(Collected data)

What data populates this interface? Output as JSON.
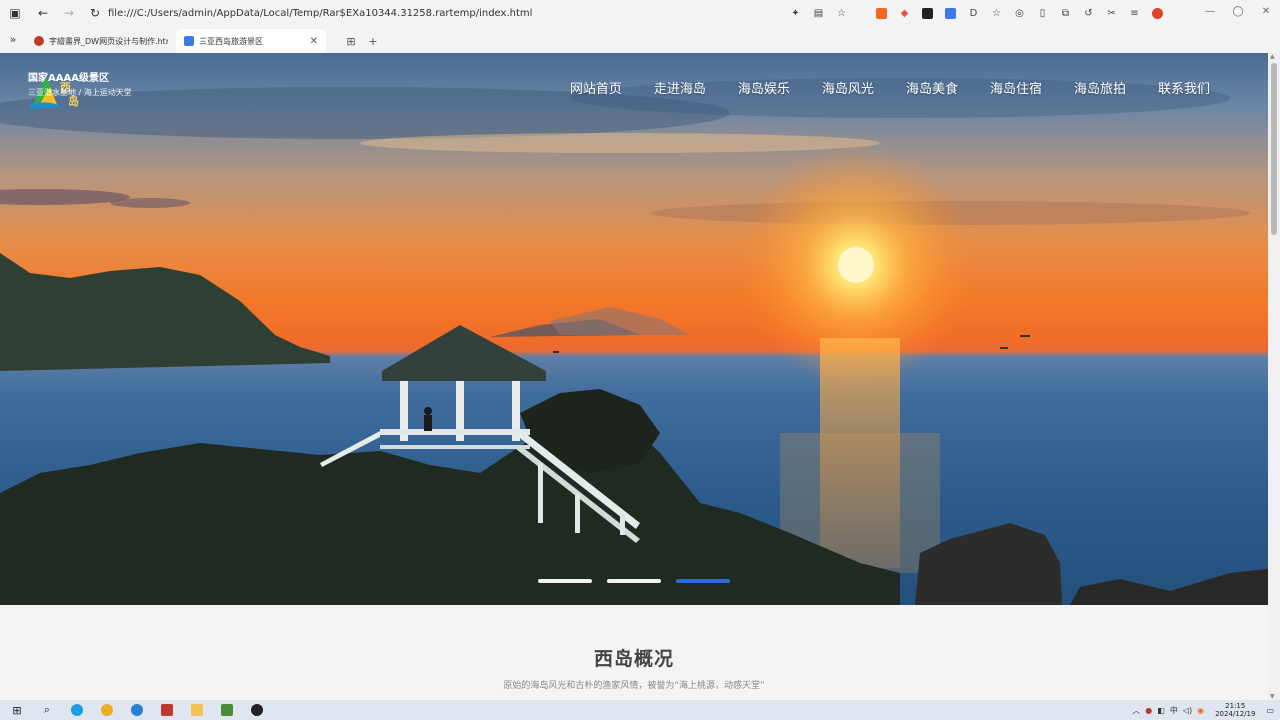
{
  "browser": {
    "address": "file:///C:/Users/admin/AppData/Local/Temp/Rar$EXa10344.31258.rartemp/index.html",
    "tabs": [
      {
        "title": "字繪畫界_DW网页设计与制作.html",
        "active": false
      },
      {
        "title": "三亚西岛旅游景区",
        "active": true
      }
    ]
  },
  "site": {
    "brand_title": "国家AAAA级景区",
    "brand_subtitle": "三亚潜水基地 / 海上运动天堂",
    "logo_text": "西岛",
    "nav": [
      "网站首页",
      "走进海岛",
      "海岛娱乐",
      "海岛风光",
      "海岛美食",
      "海岛住宿",
      "海岛旅拍",
      "联系我们"
    ],
    "carousel": {
      "count": 3,
      "active_index": 2
    }
  },
  "section": {
    "title": "西岛概况",
    "subtitle": "原始的海岛风光和古朴的渔家风情，被誉为“海上桃源，动感天堂”"
  },
  "taskbar": {
    "time": "21:15",
    "date": "2024/12/19"
  },
  "icons": {
    "back": "arrow-left-icon",
    "forward": "arrow-right-icon",
    "reload": "reload-icon",
    "star": "star-icon"
  },
  "colors": {
    "accent": "#2b6bd6",
    "sun": "#fff3b0"
  }
}
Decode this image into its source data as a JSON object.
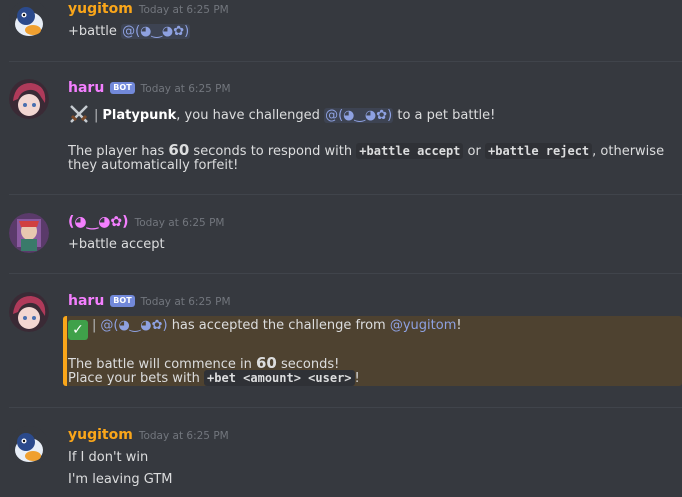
{
  "messages": [
    {
      "author": "yugitom",
      "author_color": "#faa61a",
      "timestamp": "Today at 6:25 PM",
      "lines": {
        "l1_text": "+battle ",
        "l1_mention": "@(◕‿◕✿)"
      }
    },
    {
      "author": "haru",
      "author_color": "#f47fff",
      "bot_tag": "BOT",
      "timestamp": "Today at 6:25 PM",
      "icon": "crossed-swords-icon",
      "sep": "|",
      "challenger": "Platypunk",
      "l1_after": ", you have challenged ",
      "l1_mention": "@(◕‿◕✿)",
      "l1_end": " to a pet battle!",
      "l2_a": "The player has ",
      "l2_num": "60",
      "l2_b": " seconds to respond with ",
      "l2_code1": "+battle accept",
      "l2_or": " or ",
      "l2_code2": "+battle reject",
      "l2_c": ", otherwise",
      "l3": "they automatically forfeit!"
    },
    {
      "author": "(◕‿◕✿)",
      "author_color": "#f47fff",
      "timestamp": "Today at 6:25 PM",
      "text": "+battle accept"
    },
    {
      "author": "haru",
      "author_color": "#f47fff",
      "bot_tag": "BOT",
      "timestamp": "Today at 6:25 PM",
      "embed": {
        "color": "#faa61a",
        "check_icon": "✓",
        "sep": "|",
        "mention1": "@(◕‿◕✿)",
        "accepted_text": " has accepted the challenge from ",
        "mention2": "@yugitom",
        "accepted_end": "!",
        "l2_a": "The battle will commence in ",
        "l2_num": "60",
        "l2_b": " seconds!",
        "l3_a": "Place your bets with ",
        "l3_code": "+bet <amount> <user>",
        "l3_end": "!"
      }
    },
    {
      "author": "yugitom",
      "author_color": "#faa61a",
      "timestamp": "Today at 6:25 PM",
      "line1": "If I don't win",
      "line2": "I'm leaving GTM"
    }
  ]
}
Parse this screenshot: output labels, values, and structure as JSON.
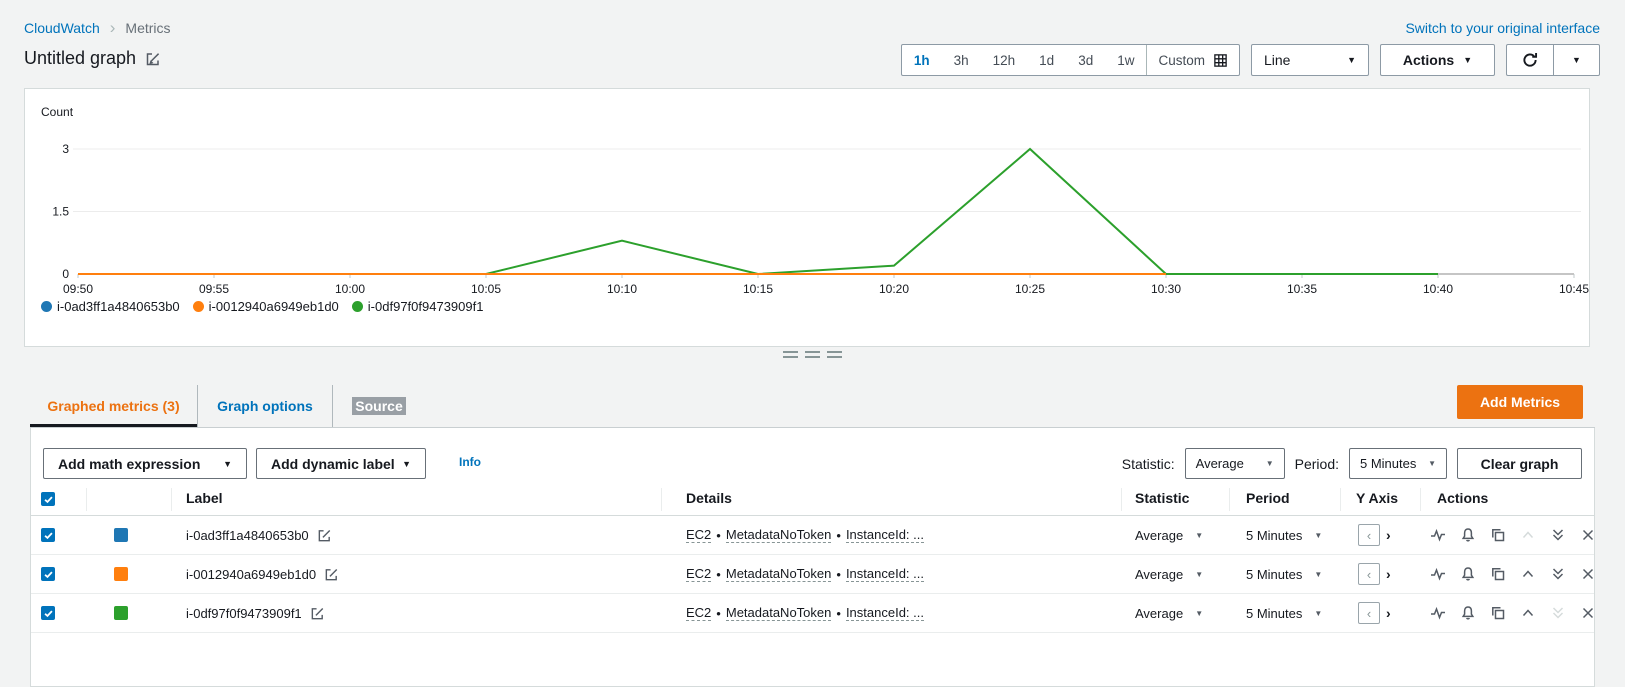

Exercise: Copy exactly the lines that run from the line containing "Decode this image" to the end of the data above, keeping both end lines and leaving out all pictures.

Finished task:
Decode this image into its source data as a JSON object.
{
  "messages": [
    {
      "author": "yugitom",
      "author_color": "#faa61a",
      "timestamp": "Today at 6:25 PM",
      "lines": {
        "l1_text": "+battle ",
        "l1_mention": "@(◕‿◕✿)"
      }
    },
    {
      "author": "haru",
      "author_color": "#f47fff",
      "bot_tag": "BOT",
      "timestamp": "Today at 6:25 PM",
      "icon": "crossed-swords-icon",
      "sep": "|",
      "challenger": "Platypunk",
      "l1_after": ", you have challenged ",
      "l1_mention": "@(◕‿◕✿)",
      "l1_end": " to a pet battle!",
      "l2_a": "The player has ",
      "l2_num": "60",
      "l2_b": " seconds to respond with ",
      "l2_code1": "+battle accept",
      "l2_or": " or ",
      "l2_code2": "+battle reject",
      "l2_c": ", otherwise",
      "l3": "they automatically forfeit!"
    },
    {
      "author": "(◕‿◕✿)",
      "author_color": "#f47fff",
      "timestamp": "Today at 6:25 PM",
      "text": "+battle accept"
    },
    {
      "author": "haru",
      "author_color": "#f47fff",
      "bot_tag": "BOT",
      "timestamp": "Today at 6:25 PM",
      "embed": {
        "color": "#faa61a",
        "check_icon": "✓",
        "sep": "|",
        "mention1": "@(◕‿◕✿)",
        "accepted_text": " has accepted the challenge from ",
        "mention2": "@yugitom",
        "accepted_end": "!",
        "l2_a": "The battle will commence in ",
        "l2_num": "60",
        "l2_b": " seconds!",
        "l3_a": "Place your bets with ",
        "l3_code": "+bet <amount> <user>",
        "l3_end": "!"
      }
    },
    {
      "author": "yugitom",
      "author_color": "#faa61a",
      "timestamp": "Today at 6:25 PM",
      "line1": "If I don't win",
      "line2": "I'm leaving GTM"
    }
  ]
}
Parse this screenshot: output labels, values, and structure as JSON.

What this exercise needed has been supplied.